It will then only need to win a few seats in the border states, where ethnic minority parties are set to do well, to achieve an overall majority in Parliament. However, it is uncertain whether this can be achieved as national polling data are lacking.

Moreover, a hardline Buddhist nationalist campaign by the Ma Ba Tha has depicted the NLD as a Muslim party in a time of increasing tensions between Buddhists and Muslims. The impact of the campaign on the NLD’s popularity remains to be seen, but is one reason why Aung San Suu Kyi has appeared cautious in speaking out on the plight of the Muslim Rohingya people.

Implications and key indicators to watch

With 75 per cent of Parliamentary seats to be filled through (relatively) free elections for the first time in over 50 years, an NLD-dominated Hluttaw can be expected to become more vocal. Ethnic parties and the NLD are expected to make major gains, at the cost of the ruling USDP.

Whatever the outcome, the military will retain its predominant political influence as secured under the current constitution. It has indicated further political reforms will have to wait until a ceasefire is signed with all insurgent groups, a condition that may take another 5 to 10 years to be fulfilled. Indeed, the latest round of negotiations with ethnic groups faltered.

A crucial factor will be how well the parties of the ethnic minority groups fare. Under Myanmar’s convoluted political system, the elected members of the Upper House, the elected members of the Lower House, and the unelected military members of both Houses each put forward a candidate for the Presidency. The three groups then need to vote jointly on who will become the President, the other two candidates becoming Vice-Presidents.

An expected strong showing by ethnic parties could make their support crucial for any party trying to win the Presidency. In return, these groups may see their demands for devolution of power to the border regions being heeded. As the ethnic parties are closer to the ruling USDP than the NLD, a strong showing would also make life harder for Aung San Suu Kyi.

Another key indicator to watch will be how the new government deals with the Rohingya refugee crisis, and wider incitement of anti-Muslim feelings by the increasingly influential Buddhist nationalists of the Ma Ba Tha. The current government’s repressive policies towards the Rohingya have already led many thousands to flee to neighbouring countries, followed by reprimands from the international community.

Pandering to the Ma Ba Tha, the current government recently enacted one bill of its “race and religion protection” package: a population control law that will allow the government to enact repressive birth control measures in any area it wants to. Some fear that the government will seek to pass the remaining three similarly oppressive laws before the general elections are held.

An NLD win may mean that treatment of the Rohingya will improve slightly; at the moment, Rohingya are not recognised as citizens by the government. But the NLD’s spokesman has recently called on the government to grant citizenship to Rohingya who have been residing in the country for one or two generations. The party is however still struggling with the issue, as it is politically dangerous to support any measures that can be branded “pro-Muslim”.

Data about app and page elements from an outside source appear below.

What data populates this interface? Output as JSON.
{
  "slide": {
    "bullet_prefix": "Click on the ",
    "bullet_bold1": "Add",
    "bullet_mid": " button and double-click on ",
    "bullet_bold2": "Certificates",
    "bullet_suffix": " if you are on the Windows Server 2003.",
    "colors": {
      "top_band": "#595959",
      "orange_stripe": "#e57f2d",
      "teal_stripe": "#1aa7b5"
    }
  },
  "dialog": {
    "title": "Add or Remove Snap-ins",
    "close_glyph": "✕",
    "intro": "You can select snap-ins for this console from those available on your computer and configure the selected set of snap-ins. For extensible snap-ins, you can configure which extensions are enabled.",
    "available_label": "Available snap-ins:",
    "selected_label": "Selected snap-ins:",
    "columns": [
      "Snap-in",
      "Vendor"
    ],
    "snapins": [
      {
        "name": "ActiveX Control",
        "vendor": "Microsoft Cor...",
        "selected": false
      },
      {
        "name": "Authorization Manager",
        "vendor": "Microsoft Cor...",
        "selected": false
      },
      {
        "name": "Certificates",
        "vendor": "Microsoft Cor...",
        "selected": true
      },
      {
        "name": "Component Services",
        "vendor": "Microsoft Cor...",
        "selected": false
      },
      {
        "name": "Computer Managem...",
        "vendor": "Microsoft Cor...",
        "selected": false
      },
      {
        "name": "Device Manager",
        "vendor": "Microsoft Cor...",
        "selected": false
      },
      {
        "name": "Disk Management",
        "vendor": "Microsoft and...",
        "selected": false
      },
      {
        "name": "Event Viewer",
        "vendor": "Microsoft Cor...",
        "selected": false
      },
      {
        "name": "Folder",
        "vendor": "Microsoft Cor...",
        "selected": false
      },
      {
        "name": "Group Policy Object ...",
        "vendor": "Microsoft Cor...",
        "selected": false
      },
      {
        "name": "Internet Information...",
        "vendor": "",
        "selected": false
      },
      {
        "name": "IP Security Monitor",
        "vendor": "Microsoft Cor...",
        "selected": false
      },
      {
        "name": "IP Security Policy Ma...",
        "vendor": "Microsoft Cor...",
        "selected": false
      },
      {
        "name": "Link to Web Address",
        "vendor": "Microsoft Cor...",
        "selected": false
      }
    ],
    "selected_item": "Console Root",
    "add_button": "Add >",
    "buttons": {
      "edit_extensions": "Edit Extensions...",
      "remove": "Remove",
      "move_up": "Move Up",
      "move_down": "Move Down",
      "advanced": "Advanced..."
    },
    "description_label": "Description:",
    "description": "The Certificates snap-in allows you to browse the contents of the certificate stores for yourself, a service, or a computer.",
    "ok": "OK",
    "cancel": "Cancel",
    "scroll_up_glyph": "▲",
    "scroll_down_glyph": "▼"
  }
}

Without international assistance, Myanmar will face a rough road ahead as it seeks to modernize its society and economy. However, increased scrutiny of its treatment of the Rohingya means that if a new government doesn’t alter its repressive policies, this assistance may not be forthcoming.

Categories: Asia Pacific, Politics

About Author

Niels Van Wanrooij

Niels van Wanrooij is a public sector consultant with experience in international policy at the Dutch Parliament and in advocacy with an NGO. He holds an MSc. in International Political Economy from LSE along with a MSc. in International Relations and BSc. in Political Science from the Radboud University in the Netherlands.